This year, I haven’t seen a more honest and courageous story than that of singer Glen Campbell’s farewell tour after being diagnosed with Alzheimer’s disease. But the film is as much a love story as it is a farewell. In its first act, we see Campbell successfully navigating the challenges of performing night after night. With help from his wife and children, especially daughter Ashley, Campbell wows the crowd, playing a mean guitar and singing strong. But he needs a teleprompter for the lyrics of even his biggest hits like “By the Time I Get To Phoenix” and “Gentle On My Mind.” Blake Shelton, Steve Martin, Keith Urban, Bruce Springsteen and Bill Clinton are just a few of the stars paying tribute in the film. It hits its stride, however, with behind-the-scene moments with his wife Kim as they deal with Campbell’s illness in their private lives. The old TV footage helps to illustrate just how big of a star Campbell was in the 1960s and 1970s. By the end of the tour, his condition worsens. The most emotionally charged moment comes when Ashley speaks before Congress about his father’s failing health in support of continuing medical research.

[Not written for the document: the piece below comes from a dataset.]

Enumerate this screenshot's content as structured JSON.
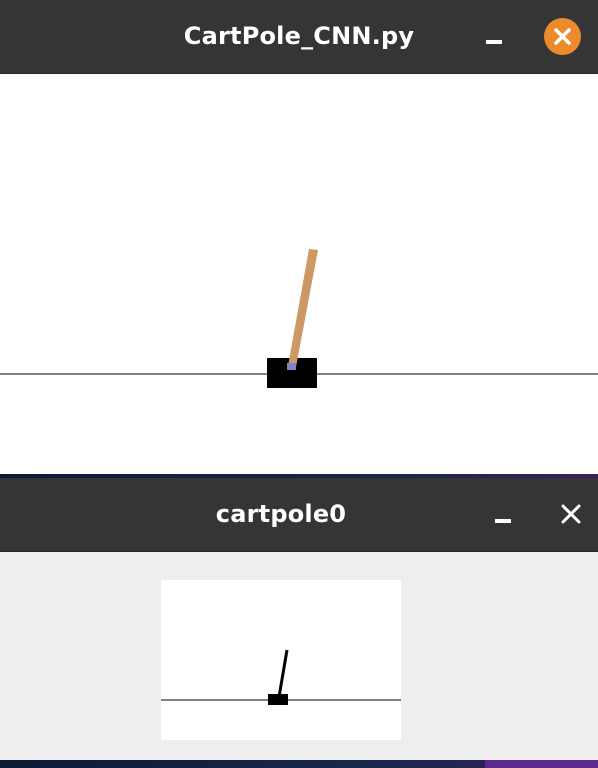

Now that the men and women behind our favorite TV shows are no longer just a name in the credits, we’ve all wondered what it’s actually like to be the J.J. Abrams, Joss Whedon or Ronald D. Moore, working to get your show on the air and then to get an episode out week after week after week. Director Des Doyle spent four years talking to the aforementioned showrunners and more than a dozen others to give us a peek into the world of TV-making magic—and mayhem. A job that was best described in the film as “painting a picture, writing a novel and doing your taxes at the same time” comes across as both a dream and an all-consuming task. It’s a fascinating documentary full of wisdom and humor from the men and women that have helped bring about a renaissance on the small screen, thanks to an apparently deep river of blood, sweat and tears. —Josh Jackson

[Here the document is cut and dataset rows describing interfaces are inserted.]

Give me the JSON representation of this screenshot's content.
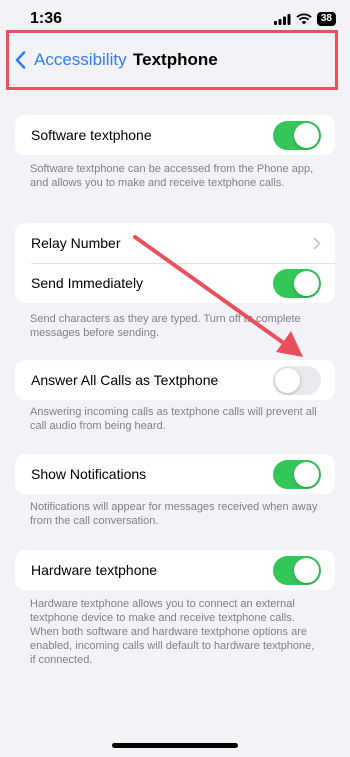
{
  "status_bar": {
    "time": "1:36",
    "battery": "38"
  },
  "nav": {
    "back_label": "Accessibility",
    "title": "Textphone"
  },
  "sections": {
    "software": {
      "label": "Software textphone",
      "enabled": true,
      "note": "Software textphone can be accessed from the Phone app, and allows you to make and receive textphone calls."
    },
    "relay": {
      "relay_label": "Relay Number",
      "send_label": "Send Immediately",
      "send_enabled": true,
      "note": "Send characters as they are typed. Turn off to complete messages before sending."
    },
    "answer": {
      "label": "Answer All Calls as Textphone",
      "enabled": false,
      "note": "Answering incoming calls as textphone calls will prevent all call audio from being heard."
    },
    "notifications": {
      "label": "Show Notifications",
      "enabled": true,
      "note": "Notifications will appear for messages received when away from the call conversation."
    },
    "hardware": {
      "label": "Hardware textphone",
      "enabled": true,
      "note": "Hardware textphone allows you to connect an external textphone device to make and receive textphone calls. When both software and hardware textphone options are enabled, incoming calls will default to hardware textphone, if connected."
    }
  },
  "colors": {
    "accent": "#2f7cf6",
    "toggle_on": "#35c659",
    "highlight": "#e8505b"
  }
}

While sometimes feeling like a National Park infomercial, Wild holds enough interest to follow along with Cheryl Strayed’s (played by Reese Witherspoon) real life, 2,000-mile trek along the Pacific Crest Trail. Of course, if the story were only about the hike everyone would have written a national bestseller like Strayed. But it’s her backstory of an abusive father, a terminally ill mother, and multiple downfalls through drug abuse and promiscuity that gives us hope that she can succeed. It’s a film tailor made for Witherspoon with her cute, overly optimistic attitude and ill-prepared outfitting at the beginning of a trail that has deterred many who have attempted it.
11. 61 Bullets

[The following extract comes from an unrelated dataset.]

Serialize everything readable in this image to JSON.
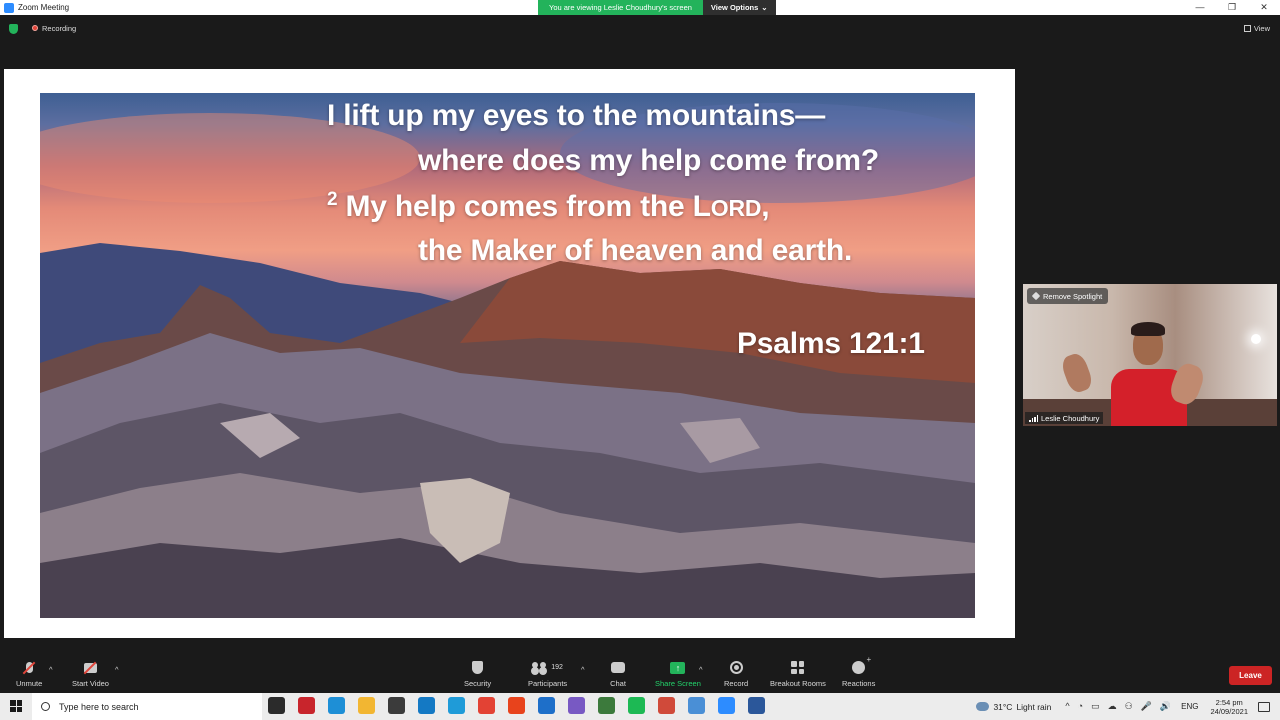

When U.S. senator Huey Long was assassinated in 1935, he was one of the most polarizing politicians in America. But next to the killing’s strange circumstances and questionable techniques of investigation, it makes the death of President John F. Kennedy and of his accused killer Lee Harvey Oswald look like the simplest of homicides. Directors David Modigliani and Louisiana Kreutz create a compelling argument to, at the very least, rewrite the official history of what happened the night Dr. Carl Weiss, while heading home from a house call, was shot 61 times by bodyguards at point-blank range after he supposedly shot Senator Long. “The winners write history,” says one of the interviewed subjects in the film.
For professional boxer Heather “The Heat” Hardy, life’s blows are tougher outside of the ring as shown in Natasha Verma’s debut film. From a childhood assault to weathering Hurricane Sandy, Hardy—a single mother—struggles to make it in what really is “a man’s world.” The filmmaker shows an eye for the heart as we witness Hardy’s emotional ups and downs while her trainer/boyfriend pushes her in the pursuit of greatness. With every step comes another goal, as when Hardy strives for the attention of boxing promoter Lou Di Bella. Hardy is an impressive first effort for the 20-year-old Verma.